Brief -
Examine the entries below, count the lines holding the string "value", and respond with the number only.

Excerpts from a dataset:
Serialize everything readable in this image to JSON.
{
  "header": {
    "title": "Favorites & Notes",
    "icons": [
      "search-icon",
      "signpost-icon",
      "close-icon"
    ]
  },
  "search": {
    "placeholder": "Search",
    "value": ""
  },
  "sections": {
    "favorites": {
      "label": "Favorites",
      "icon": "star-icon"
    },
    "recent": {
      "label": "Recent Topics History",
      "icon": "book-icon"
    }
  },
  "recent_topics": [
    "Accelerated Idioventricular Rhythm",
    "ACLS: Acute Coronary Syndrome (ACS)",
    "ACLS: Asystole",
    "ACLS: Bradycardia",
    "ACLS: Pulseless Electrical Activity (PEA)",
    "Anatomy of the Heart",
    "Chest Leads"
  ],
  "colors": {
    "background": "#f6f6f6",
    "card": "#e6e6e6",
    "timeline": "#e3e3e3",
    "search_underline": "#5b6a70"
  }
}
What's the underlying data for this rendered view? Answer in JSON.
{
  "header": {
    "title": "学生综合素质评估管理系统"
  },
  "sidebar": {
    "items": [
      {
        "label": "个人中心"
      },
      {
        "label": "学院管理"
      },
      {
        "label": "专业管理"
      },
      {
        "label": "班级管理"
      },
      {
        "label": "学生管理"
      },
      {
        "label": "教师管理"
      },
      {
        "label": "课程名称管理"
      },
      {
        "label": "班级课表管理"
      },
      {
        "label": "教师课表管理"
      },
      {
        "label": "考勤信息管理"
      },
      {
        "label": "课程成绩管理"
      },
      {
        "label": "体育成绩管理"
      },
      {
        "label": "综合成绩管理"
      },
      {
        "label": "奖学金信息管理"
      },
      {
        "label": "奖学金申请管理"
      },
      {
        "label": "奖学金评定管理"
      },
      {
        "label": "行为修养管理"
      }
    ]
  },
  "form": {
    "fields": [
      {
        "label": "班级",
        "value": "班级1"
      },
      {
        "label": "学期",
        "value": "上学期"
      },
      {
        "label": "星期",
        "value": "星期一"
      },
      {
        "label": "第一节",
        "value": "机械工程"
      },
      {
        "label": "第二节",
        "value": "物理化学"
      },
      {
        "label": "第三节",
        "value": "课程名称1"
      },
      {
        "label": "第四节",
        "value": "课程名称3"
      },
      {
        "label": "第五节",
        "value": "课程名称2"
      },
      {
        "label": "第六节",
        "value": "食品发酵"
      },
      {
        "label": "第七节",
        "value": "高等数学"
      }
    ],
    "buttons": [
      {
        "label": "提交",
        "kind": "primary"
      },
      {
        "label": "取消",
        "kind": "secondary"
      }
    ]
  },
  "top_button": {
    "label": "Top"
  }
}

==

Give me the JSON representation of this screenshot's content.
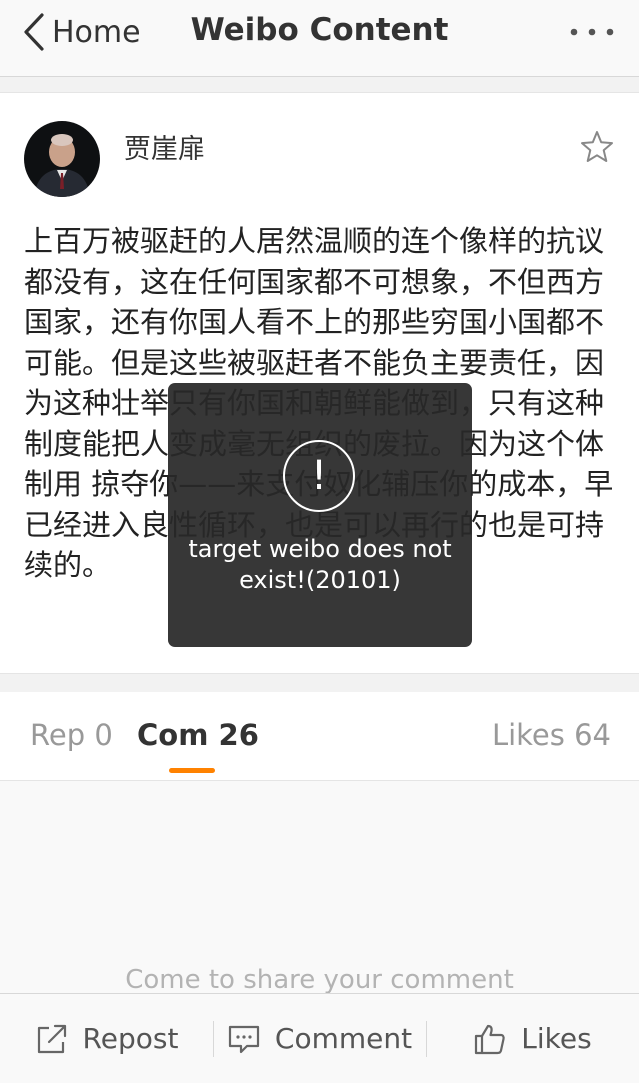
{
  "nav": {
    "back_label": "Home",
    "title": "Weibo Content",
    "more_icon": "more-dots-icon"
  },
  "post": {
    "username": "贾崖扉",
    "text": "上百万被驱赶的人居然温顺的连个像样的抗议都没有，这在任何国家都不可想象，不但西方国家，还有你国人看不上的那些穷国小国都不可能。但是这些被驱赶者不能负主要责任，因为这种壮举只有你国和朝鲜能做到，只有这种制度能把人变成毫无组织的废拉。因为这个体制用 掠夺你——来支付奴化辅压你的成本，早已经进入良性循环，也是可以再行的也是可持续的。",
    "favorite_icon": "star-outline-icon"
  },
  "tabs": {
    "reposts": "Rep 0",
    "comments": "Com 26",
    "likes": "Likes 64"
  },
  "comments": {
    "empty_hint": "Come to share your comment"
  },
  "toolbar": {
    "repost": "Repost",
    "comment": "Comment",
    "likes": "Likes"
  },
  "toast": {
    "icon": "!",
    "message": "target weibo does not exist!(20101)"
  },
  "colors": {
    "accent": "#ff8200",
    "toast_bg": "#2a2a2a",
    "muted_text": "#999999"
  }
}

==

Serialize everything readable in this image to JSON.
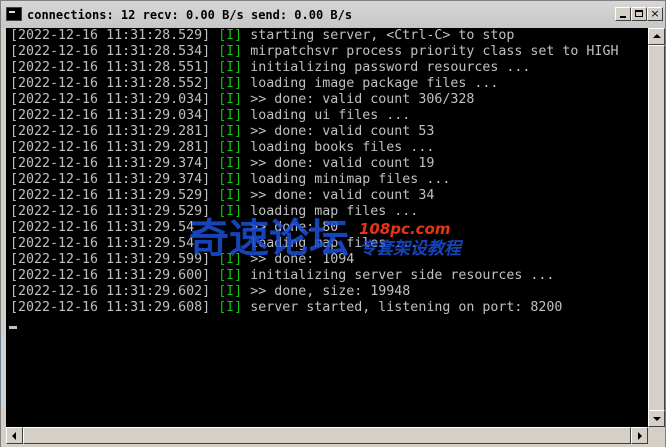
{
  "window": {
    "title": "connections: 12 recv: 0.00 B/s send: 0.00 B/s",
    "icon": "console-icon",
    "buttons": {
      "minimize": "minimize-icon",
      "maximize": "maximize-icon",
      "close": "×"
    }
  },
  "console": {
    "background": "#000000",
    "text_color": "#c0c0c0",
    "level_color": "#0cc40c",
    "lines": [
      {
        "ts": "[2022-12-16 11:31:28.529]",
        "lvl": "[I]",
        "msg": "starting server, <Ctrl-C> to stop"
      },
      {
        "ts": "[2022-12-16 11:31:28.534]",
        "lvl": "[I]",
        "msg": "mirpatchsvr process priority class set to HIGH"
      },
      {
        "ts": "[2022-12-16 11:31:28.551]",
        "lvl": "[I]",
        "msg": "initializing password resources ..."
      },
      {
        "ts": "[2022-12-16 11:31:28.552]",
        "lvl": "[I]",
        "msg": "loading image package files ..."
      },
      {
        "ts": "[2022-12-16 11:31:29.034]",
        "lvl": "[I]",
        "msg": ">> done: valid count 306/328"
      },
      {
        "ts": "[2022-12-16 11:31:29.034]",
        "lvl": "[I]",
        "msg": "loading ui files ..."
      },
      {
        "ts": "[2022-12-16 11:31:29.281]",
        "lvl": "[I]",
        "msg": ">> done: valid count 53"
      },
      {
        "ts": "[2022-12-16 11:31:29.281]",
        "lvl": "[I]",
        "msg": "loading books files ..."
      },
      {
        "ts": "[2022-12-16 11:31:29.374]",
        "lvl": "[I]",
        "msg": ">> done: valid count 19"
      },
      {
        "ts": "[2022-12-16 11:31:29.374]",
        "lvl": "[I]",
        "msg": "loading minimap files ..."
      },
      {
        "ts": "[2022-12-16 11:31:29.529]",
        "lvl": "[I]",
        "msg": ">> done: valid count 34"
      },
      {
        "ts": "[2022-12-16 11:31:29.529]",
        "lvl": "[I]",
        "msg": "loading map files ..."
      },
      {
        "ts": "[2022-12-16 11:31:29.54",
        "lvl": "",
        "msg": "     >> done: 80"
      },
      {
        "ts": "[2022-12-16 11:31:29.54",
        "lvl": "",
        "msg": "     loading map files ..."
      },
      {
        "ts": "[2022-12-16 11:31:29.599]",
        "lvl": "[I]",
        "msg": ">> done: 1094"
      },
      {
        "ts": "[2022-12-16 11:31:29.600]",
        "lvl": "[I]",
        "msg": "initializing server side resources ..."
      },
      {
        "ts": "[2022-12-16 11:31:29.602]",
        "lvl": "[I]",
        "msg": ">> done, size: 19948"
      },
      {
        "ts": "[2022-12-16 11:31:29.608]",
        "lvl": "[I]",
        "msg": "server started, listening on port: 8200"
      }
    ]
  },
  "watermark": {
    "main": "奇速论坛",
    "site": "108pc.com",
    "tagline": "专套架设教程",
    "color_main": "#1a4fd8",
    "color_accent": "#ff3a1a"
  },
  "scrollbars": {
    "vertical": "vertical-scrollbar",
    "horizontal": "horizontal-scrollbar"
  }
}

Answer to the problem -
11